The suggestion appears to be that these can be placed arbitrarily on the screen, that there's room for more than two windows, and there may even be the possibility to resize them, overlap them, and otherwise arrange them however you want. That Mac-like multitasking experience is sorely lacking from iPadOS and is particularly noticeable when using a keyboard and trackpad that already feels so Mac-like in terms of hardware.

How Apple solves power management when multiple apps are all viewable at once remains to be seen. It has been pretty good at handling background states for apps on mobile up to this point and macOS is already smart about prioritizing power for visible windows over those that are not actively in use, so I'm sure that there could be an efficient way to do it. Regardless, those choosing to use this mode may be happy to trade off a little bit of the iPad's stellar battery life for the improved multitasking experience.

WWDC calling

Apple's worldwide developer conference is just a few months away and we'll no doubt see Apple's vision for the future of the iPad laid out there with the unveiling of iPadOS 16.

Though this feature may not be ready for the next version of iPadOS, according to the leaker, it or something like it is surely on Apple's docket for iPad in the near future.

Adam Oram is a Senior Writer at iMore. He studied Media at Newcastle University and has been writing about technology since 2013. He previously worked as an Apple Genius and as a Deals Editor at Thrifter. His spare time is spent watching football (both kinds), playing Pokémon games, and eating vegan food.
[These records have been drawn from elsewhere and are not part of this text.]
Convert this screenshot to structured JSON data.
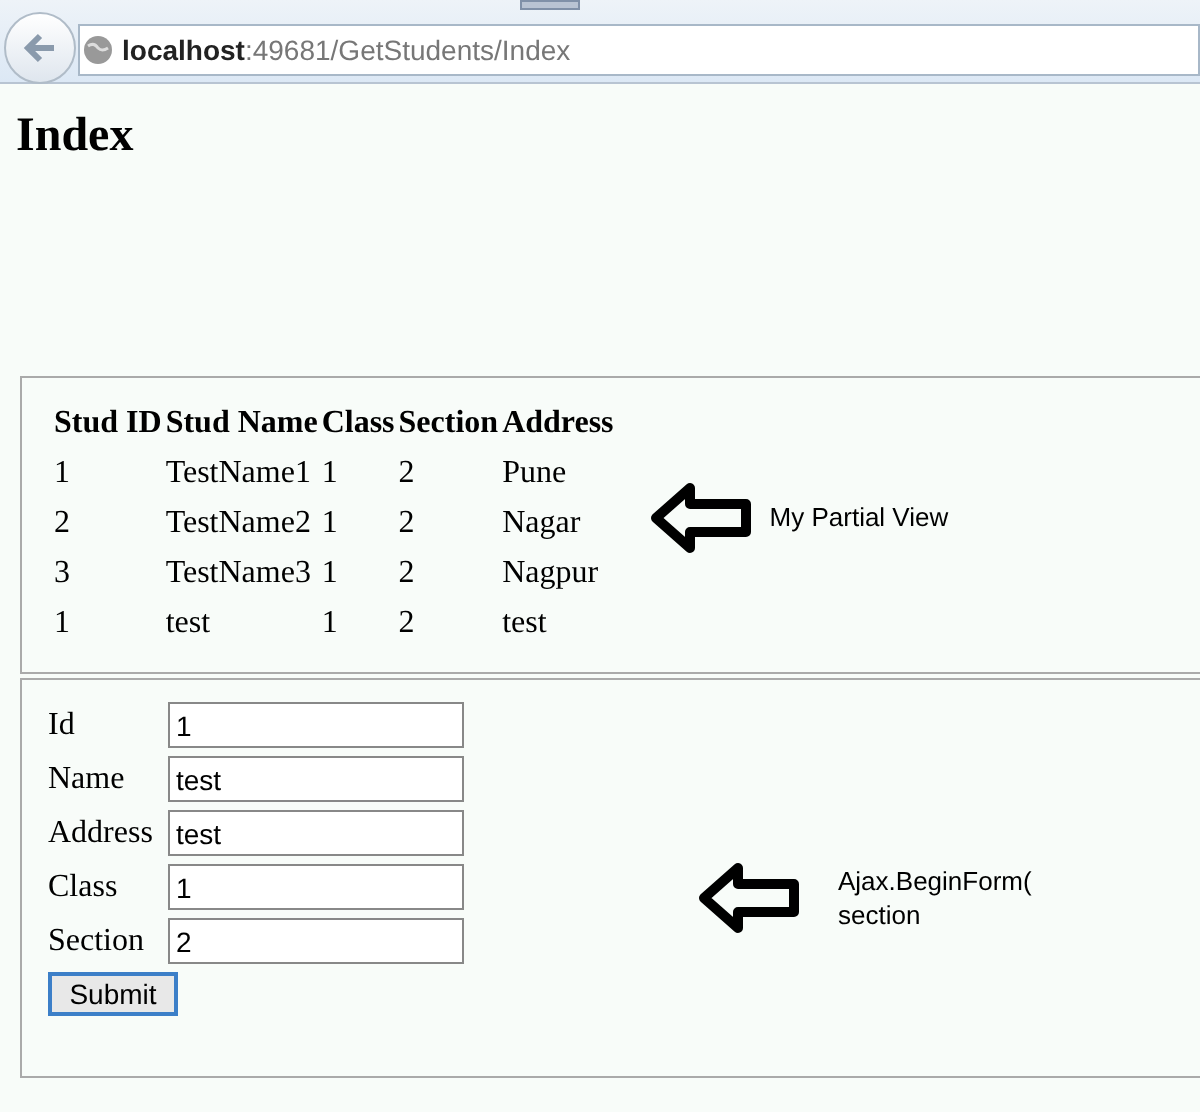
{
  "address_bar": {
    "host": "localhost",
    "path": ":49681/GetStudents/Index"
  },
  "heading": "Index",
  "partial_view": {
    "columns": [
      "Stud ID",
      "Stud Name",
      "Class",
      "Section",
      "Address"
    ],
    "rows": [
      [
        "1",
        "TestName1",
        "1",
        "2",
        "Pune"
      ],
      [
        "2",
        "TestName2",
        "1",
        "2",
        "Nagar"
      ],
      [
        "3",
        "TestName3",
        "1",
        "2",
        "Nagpur"
      ],
      [
        "1",
        "test",
        "1",
        "2",
        "test"
      ]
    ],
    "annotation": "My Partial View"
  },
  "form": {
    "fields": [
      {
        "label": "Id",
        "value": "1"
      },
      {
        "label": "Name",
        "value": "test"
      },
      {
        "label": "Address",
        "value": "test"
      },
      {
        "label": "Class",
        "value": "1"
      },
      {
        "label": "Section",
        "value": "2"
      }
    ],
    "submit": "Submit",
    "annotation": [
      "Ajax.BeginForm(",
      "section"
    ]
  }
}
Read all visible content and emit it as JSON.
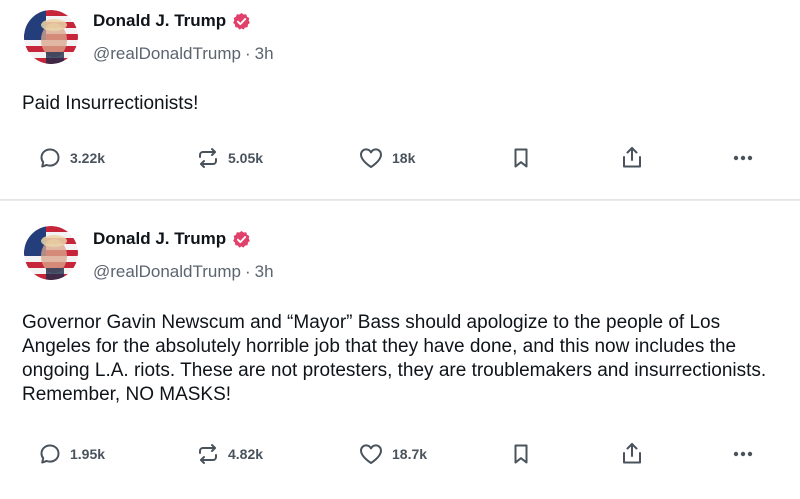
{
  "posts": [
    {
      "author": {
        "name": "Donald J. Trump",
        "handle": "@realDonaldTrump",
        "time": "3h",
        "separator": "·"
      },
      "text": "Paid Insurrectionists!",
      "stats": {
        "replies": "3.22k",
        "retruths": "5.05k",
        "likes": "18k"
      }
    },
    {
      "author": {
        "name": "Donald J. Trump",
        "handle": "@realDonaldTrump",
        "time": "3h",
        "separator": "·"
      },
      "text": "Governor Gavin Newscum and “Mayor” Bass should apologize to the people of Los Angeles for the absolutely horrible job that they have done, and this now includes the ongoing L.A. riots. These are not protesters, they are troublemakers and insurrectionists. Remember, NO MASKS!",
      "stats": {
        "replies": "1.95k",
        "retruths": "4.82k",
        "likes": "18.7k"
      }
    }
  ],
  "icons": {
    "verified": "verified-badge-icon",
    "reply": "comment-bubble-icon",
    "retruth": "repost-arrows-icon",
    "like": "heart-icon",
    "save": "bookmark-icon",
    "share": "share-upload-icon",
    "more": "more-dots-icon"
  },
  "colors": {
    "verified": "#e0406a",
    "icon": "#4a535c",
    "text": "#0f1419",
    "muted": "#5b6570",
    "divider": "#e6e6ea"
  }
}
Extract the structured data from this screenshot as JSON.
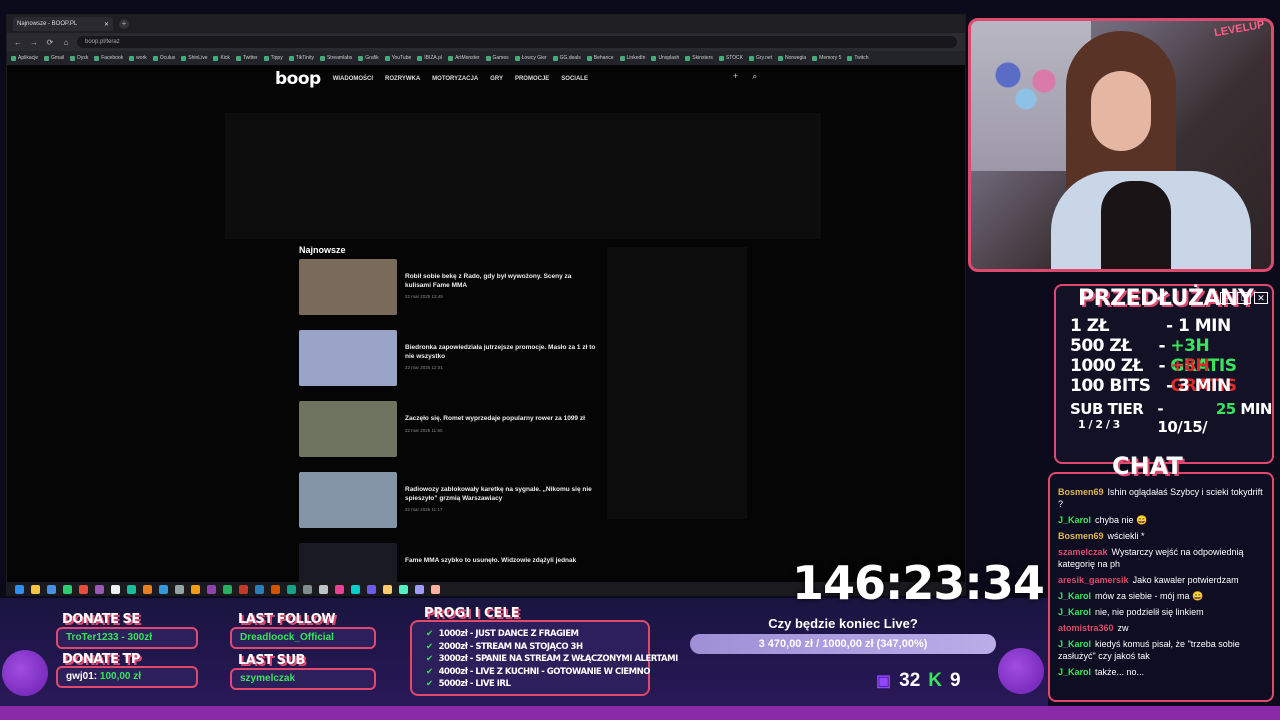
{
  "browser": {
    "tab_title": "Najnowsze - BOOP.PL",
    "url": "boop.pl/teraz",
    "bookmarks": [
      "Aplikacje",
      "Gmail",
      "Dysk",
      "Facebook",
      "work",
      "Oculus",
      "ShinLive",
      "Kick",
      "Twitter",
      "Tippy",
      "TikTinity",
      "Streamlabs",
      "Grafik",
      "YouTube",
      "IBIZA.pl",
      "ArtMonster",
      "Games",
      "Łowcy Gier",
      "GG.deals",
      "Behance",
      "LinkedIn",
      "Unsplash",
      "Skinsters",
      "STOCK",
      "Gry.net",
      "Norwegia",
      "Memory 5",
      "Twitch"
    ]
  },
  "site": {
    "logo": "boop",
    "nav": [
      "WIADOMOŚCI",
      "ROZRYWKA",
      "MOTORYZACJA",
      "GRY",
      "PROMOCJE",
      "SOCIALE"
    ],
    "section_title": "Najnowsze",
    "articles": [
      {
        "title": "Robił sobie bekę z Rado, gdy był wywożony. Sceny za kulisami Fame MMA",
        "date": "22 mar 2025 12:49",
        "thumb": "#7a6a5a"
      },
      {
        "title": "Biedronka zapowiedziała jutrzejsze promocje. Masło za 1 zł to nie wszystko",
        "date": "22 mar 2025 12:01",
        "thumb": "#9aa3c8"
      },
      {
        "title": "Zaczęło się. Romet wyprzedaje popularny rower za 1099 zł",
        "date": "22 mar 2025 11:50",
        "thumb": "#6e7360"
      },
      {
        "title": "Radiowozy zablokowały karetkę na sygnale. „Nikomu się nie spieszyło” grzmią Warszawiacy",
        "date": "22 mar 2025 11:17",
        "thumb": "#8595a8"
      },
      {
        "title": "Fame MMA szybko to usunęło. Widzowie zdążyli jednak",
        "date": "",
        "thumb": "#1a1a24"
      }
    ]
  },
  "overlay": {
    "brand": "LEVELUP",
    "przedluzany_title": "PRZEDŁUŻANY",
    "rates": [
      {
        "k": "1 ZŁ",
        "v1": "- 1 MIN",
        "v2": ""
      },
      {
        "k": "500 ZŁ",
        "v1": "- ",
        "v2": "+3H GRATIS"
      },
      {
        "k": "1000 ZŁ",
        "v1": "- ",
        "v2": "+8H GRATIS"
      },
      {
        "k": "100 BITS",
        "v1": "- 3 MIN",
        "v2": ""
      }
    ],
    "sub_tier": "SUB TIER",
    "sub_tiers": "1 / 2 / 3",
    "sub_values": "- 10/15/",
    "sub_value_hl": "25",
    "sub_suffix": " MIN",
    "chat_title": "CHAT",
    "chat": [
      {
        "u": "Bosmen69",
        "c": "#e0b84a",
        "t": "Ishin oglądałaś Szybcy i scieki tokydrift ?"
      },
      {
        "u": "J_Karol",
        "c": "#38e45c",
        "t": "chyba nie 😄"
      },
      {
        "u": "Bosmen69",
        "c": "#e0b84a",
        "t": "wściekli *"
      },
      {
        "u": "szamelczak",
        "c": "#e0496e",
        "t": "Wystarczy wejść na odpowiednią kategorię na ph"
      },
      {
        "u": "aresik_gamersik",
        "c": "#e0496e",
        "t": "Jako kawaler potwierdzam"
      },
      {
        "u": "J_Karol",
        "c": "#38e45c",
        "t": "mów za siebie - mój ma 😄"
      },
      {
        "u": "J_Karol",
        "c": "#38e45c",
        "t": "nie, nie podzielił się linkiem"
      },
      {
        "u": "atomistra360",
        "c": "#e0496e",
        "t": "zw"
      },
      {
        "u": "J_Karol",
        "c": "#38e45c",
        "t": "kiedyś komuś pisał, że \"trzeba sobie zasłużyć\" czy jakoś tak"
      },
      {
        "u": "J_Karol",
        "c": "#38e45c",
        "t": "także... no..."
      }
    ],
    "timer": "146:23:34",
    "donate_se_label": "DONATE SE",
    "donate_se_value": "TroTer1233 - 300zł",
    "last_follow_label": "LAST FOLLOW",
    "last_follow_value": "Dreadloock_Official",
    "donate_tp_label": "DONATE TP",
    "donate_tp_user": "gwj01:",
    "donate_tp_amount": "100,00 zł",
    "last_sub_label": "LAST SUB",
    "last_sub_value": "szymelczak",
    "goals_title": "PROGI I CELE",
    "goals": [
      "1000zł - JUST DANCE Z FRAGIEM",
      "2000zł - STREAM NA STOJĄCO 3H",
      "3000zł - SPANIE NA STREAM Z WŁĄCZONYMI ALERTAMI",
      "4000zł - LIVE Z KUCHNI - GOTOWANIE W CIEMNO",
      "5000zł - LIVE IRL"
    ],
    "progress_question": "Czy będzie koniec Live?",
    "progress_text": "3 470,00 zł / 1000,00 zł (347,00%)",
    "progress_fraction": 1.0,
    "viewers": "32",
    "kick_count": "9",
    "kick_letter": "K",
    "accent": "#e0496e",
    "green": "#38e45c"
  }
}
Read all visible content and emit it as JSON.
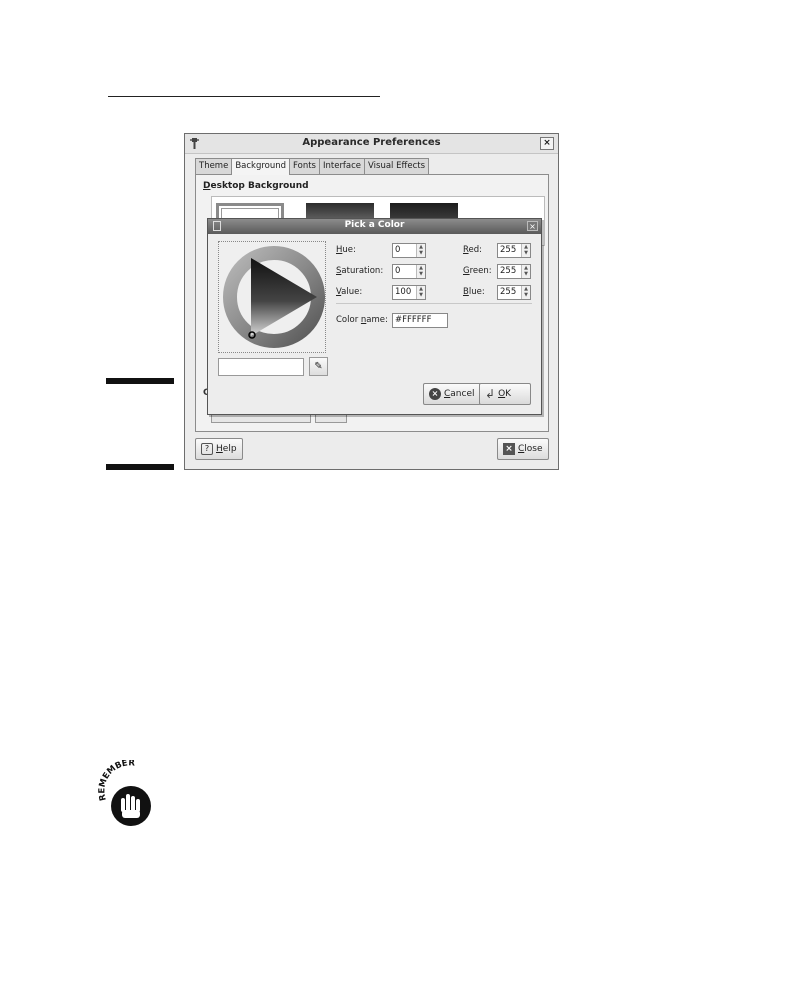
{
  "appearance_window": {
    "title": "Appearance Preferences",
    "tabs": [
      "Theme",
      "Background",
      "Fonts",
      "Interface",
      "Visual Effects"
    ],
    "active_tab": "Background",
    "section_label_u": "D",
    "section_label_rest": "esktop Background",
    "partial_label": "C",
    "help_label_u": "H",
    "help_label_rest": "elp",
    "close_label_u": "C",
    "close_label_rest": "lose"
  },
  "color_dialog": {
    "title": "Pick a Color",
    "hue_label_u": "H",
    "hue_label_rest": "ue:",
    "hue_value": "0",
    "saturation_label_u": "S",
    "saturation_label_rest": "aturation:",
    "saturation_value": "0",
    "value_label_u": "V",
    "value_label_rest": "alue:",
    "value_value": "100",
    "red_label_u": "R",
    "red_label_rest": "ed:",
    "red_value": "255",
    "green_label_u": "G",
    "green_label_rest": "reen:",
    "green_value": "255",
    "blue_label_u": "B",
    "blue_label_rest": "lue:",
    "blue_value": "255",
    "color_name_label_pre": "Color ",
    "color_name_label_u": "n",
    "color_name_label_rest": "ame:",
    "color_name_value": "#FFFFFF",
    "hex_entry_value": "",
    "cancel_label_u": "C",
    "cancel_label_rest": "ancel",
    "ok_label_u": "O",
    "ok_label_rest": "K"
  },
  "remember_icon_text": "REMEMBER",
  "colors": {
    "selected_color": "#FFFFFF",
    "dialog_title_bar": "#5a5a5a"
  }
}
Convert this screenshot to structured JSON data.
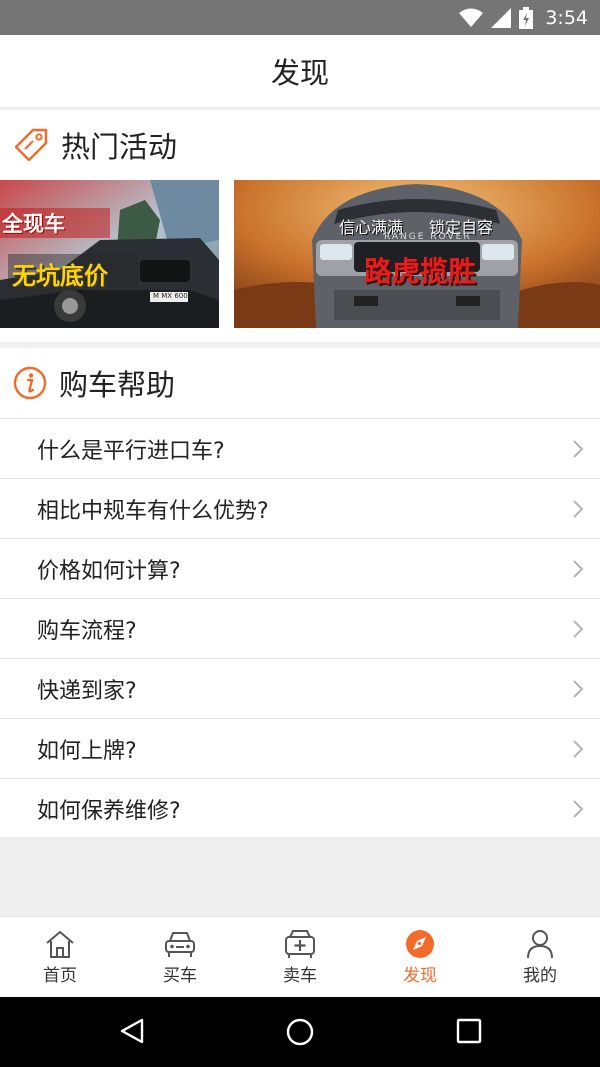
{
  "status": {
    "time": "3:54"
  },
  "header": {
    "title": "发现"
  },
  "hot": {
    "title": "热门活动",
    "banner1": {
      "line1": "全现车",
      "line2": "无坑底价",
      "plate": "M MX 6001"
    },
    "banner2": {
      "slogan_a": "信心满满",
      "slogan_b": "锁定自容",
      "headline": "路虎揽胜",
      "badge": "RANGE ROVER"
    }
  },
  "help": {
    "title": "购车帮助",
    "items": [
      {
        "label": "什么是平行进口车?"
      },
      {
        "label": "相比中规车有什么优势?"
      },
      {
        "label": "价格如何计算?"
      },
      {
        "label": "购车流程?"
      },
      {
        "label": "快递到家?"
      },
      {
        "label": "如何上牌?"
      },
      {
        "label": "如何保养维修?"
      }
    ]
  },
  "tabs": [
    {
      "label": "首页",
      "icon": "home-icon"
    },
    {
      "label": "买车",
      "icon": "car-icon"
    },
    {
      "label": "卖车",
      "icon": "sell-car-icon"
    },
    {
      "label": "发现",
      "icon": "compass-icon"
    },
    {
      "label": "我的",
      "icon": "person-icon"
    }
  ],
  "colors": {
    "accent": "#f36b2a",
    "status_bar": "#757575",
    "background": "#efefef"
  }
}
Follow him on Twitter at @adamoram.

2 Comments
  • "The people who spend laptop-like prices on one of the best iPads and a Magic Keyboard today expect a laptop-like experience," They do? You mean they are paying all this money unaware of what iPadOS is and how it works? These people should do more research. I think they might know exactly what they are buying and like it that way. It is not a Mac with a touch screen.
  • I beg to differ. M1/M2 + keyboard + mouse/trackpad = MacBook, and Apple should not be artificially holding it back. The example above emphasizes this is an OPTIONAL feature, and it doesn't have to spoil anyone's idea of a "pure" iPad experience - I would go even further to limit this to the 512gb or above SKU's with both a keyboard and mouse/trackpad, and just dual boot iPad OS and MacOS at the user's discretion - call it MacOS Bootcamp! I would order an M2/16gb/1tb iPad Pro 11 on day one! Maybe even splurge on 2tb!